When I speak of consciousness I am not referring to a will capable of changing reality but, on the contrary, to knowledge of objective reality which can determine the path to follow.
Tens of million of people died in the war sparked off in the mid 20th century by fascism, an ideology which was new at the time, born in the anti-Marxist bosom of the developed capitalist world Lenin had foretold.
In Cuba, as in other Third World countries, the struggle for national liberation, under the leadership of the middle classes and petite bourgeoisie, and the struggle for socialism that the most advanced sectors of the working class and farmers had been waging over the years, combined and strengthened one another. Ideological and class contradictions also flourished. Objective and subjective factors varied considerably from one process to another.
The United Nations and other international organizations, where many saw the beginning of a new, international consciousness, emerged from the last world war. Those hopes were betrayed.
Fascism, whose instrument Hitler called the National Socialist Party, was re-born, more powerful and threatening than ever.
The empire deploys and keeps aircraft carriers in all of the world's seas, ever ready for military intervention. What does it decide to do in order to compete with Cuba in our hemisphere? To deploy an enormous ship turned into a floating hospital that works ten days in each country. It can assist a number of people daily but it cannot solve a country's problems. It does not compensate for the brain-drain, and it cannot train the specialists who are needed so that real medical services may be offered on any day of the week and year. All of the world's aircraft carriers, which today are instruments of military intervention deployed across the world's oceans, working as hospitals, could not offer those services to the millions of people treated by Cuban doctors in remote corners of the planet, where women go into labor, children are born and there are sick people in urgent need of attention.
Our country has demonstrated that it can stand up to all pressures and help other peoples.
I was thinking about our cooperative efforts, not only in Bolivia, but in Haiti, the Caribbean, several countries in Central America, South America, Africa and even distant Oceania, 20 thousand kilometers away. I also recalled the missions undertaken by the Henry Reeve Brigade, which responded to serious emergencies, traveling in our planes, transporting personnel and other resources.
We are not far from reaching the figure of one million people annually operated on for sight problems, free of charge. Can the United States really compete with Cuba?
We will make use of computers, not to create weapons of mass destruction and exterminate people but to convey knowledge to other peoples. From the economic point of view, the development of the intelligence and conscience of our fellow citizens, made possible by the Revolution, allow us not only to aid those in most need at no cost to us, but also to export specialized services, including healthcare services, to countries that have more resources than our own. In this field, the United States will never be able to compete with Cuba.
Our small country shall continue to hold its ground.
In one phrase: The ant has proved mightier than the elephant!

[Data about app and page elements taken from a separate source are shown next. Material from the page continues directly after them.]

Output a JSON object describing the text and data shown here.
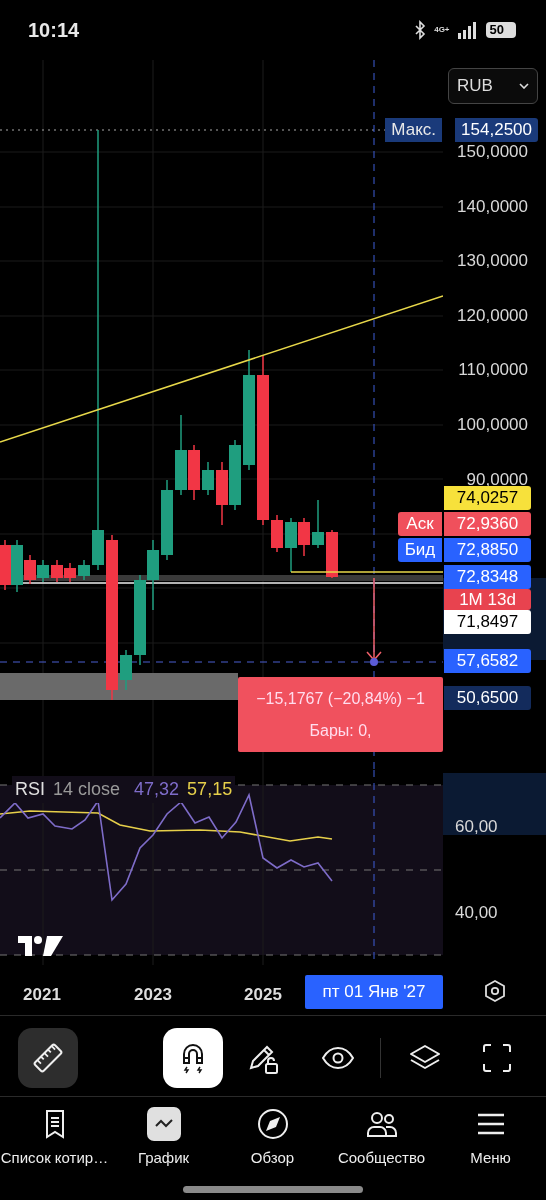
{
  "status_bar": {
    "time": "10:14",
    "network": "4G+",
    "battery": "50"
  },
  "currency_select": {
    "value": "RUB"
  },
  "price_axis": {
    "max_label": "Макс.",
    "max_value": "154,2500",
    "ticks": [
      "150,0000",
      "140,0000",
      "130,0000",
      "120,0000",
      "110,0000",
      "100,0000",
      "90,0000"
    ],
    "markers": [
      {
        "value": "74,0257",
        "color": "#f7e13b"
      },
      {
        "tag": "Аск",
        "value": "72,9360",
        "color": "#f0505c"
      },
      {
        "tag": "Бид",
        "value": "72,8850",
        "color": "#2962ff"
      },
      {
        "value": "72,8348",
        "color": "#2962ff"
      },
      {
        "value": "1M 13d",
        "color": "#e8434f"
      },
      {
        "value": "71,8497",
        "color": "#ffffff"
      },
      {
        "value": "57,6582",
        "color": "#2962ff"
      },
      {
        "value": "50,6500",
        "color": "#132b5c"
      }
    ]
  },
  "measurement": {
    "change": "−15,1767 (−20,84%) −1",
    "bars": "Бары: 0,"
  },
  "rsi": {
    "title": "RSI",
    "params": "14 close",
    "value": "47,32",
    "ma_value": "57,15",
    "ticks": [
      "60,00",
      "40,00"
    ]
  },
  "time_axis": {
    "labels": [
      "2021",
      "2023",
      "2025"
    ],
    "crosshair_label": "пт 01 Янв '27"
  },
  "toolbar": [
    {
      "kind": "ruler",
      "active": true,
      "selected": false
    },
    {
      "kind": "magnet",
      "active": false,
      "selected": true
    },
    {
      "kind": "pencil-lock",
      "active": false,
      "selected": false
    },
    {
      "kind": "eye",
      "active": false,
      "selected": false
    },
    {
      "kind": "layers",
      "active": false,
      "selected": false
    },
    {
      "kind": "fullscreen",
      "active": false,
      "selected": false
    }
  ],
  "nav": [
    {
      "kind": "watchlist",
      "label": "Список котир…",
      "selected": false
    },
    {
      "kind": "chart",
      "label": "График",
      "selected": true
    },
    {
      "kind": "explore",
      "label": "Обзор",
      "selected": false
    },
    {
      "kind": "community",
      "label": "Сообщество",
      "selected": false
    },
    {
      "kind": "menu",
      "label": "Меню",
      "selected": false
    }
  ]
}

Fidel Castro Ruz
June 18, 2008
7:35 p.m.

Imperialism Is the Arsonist: Marxism’s Contribution to Ecological Literatures and Struggles

Derek Wall ’s article entitled  Imperialism Is the Arsonist: Marxism’s Contribution to Ecological Literatures and Struggles , argues that Ma...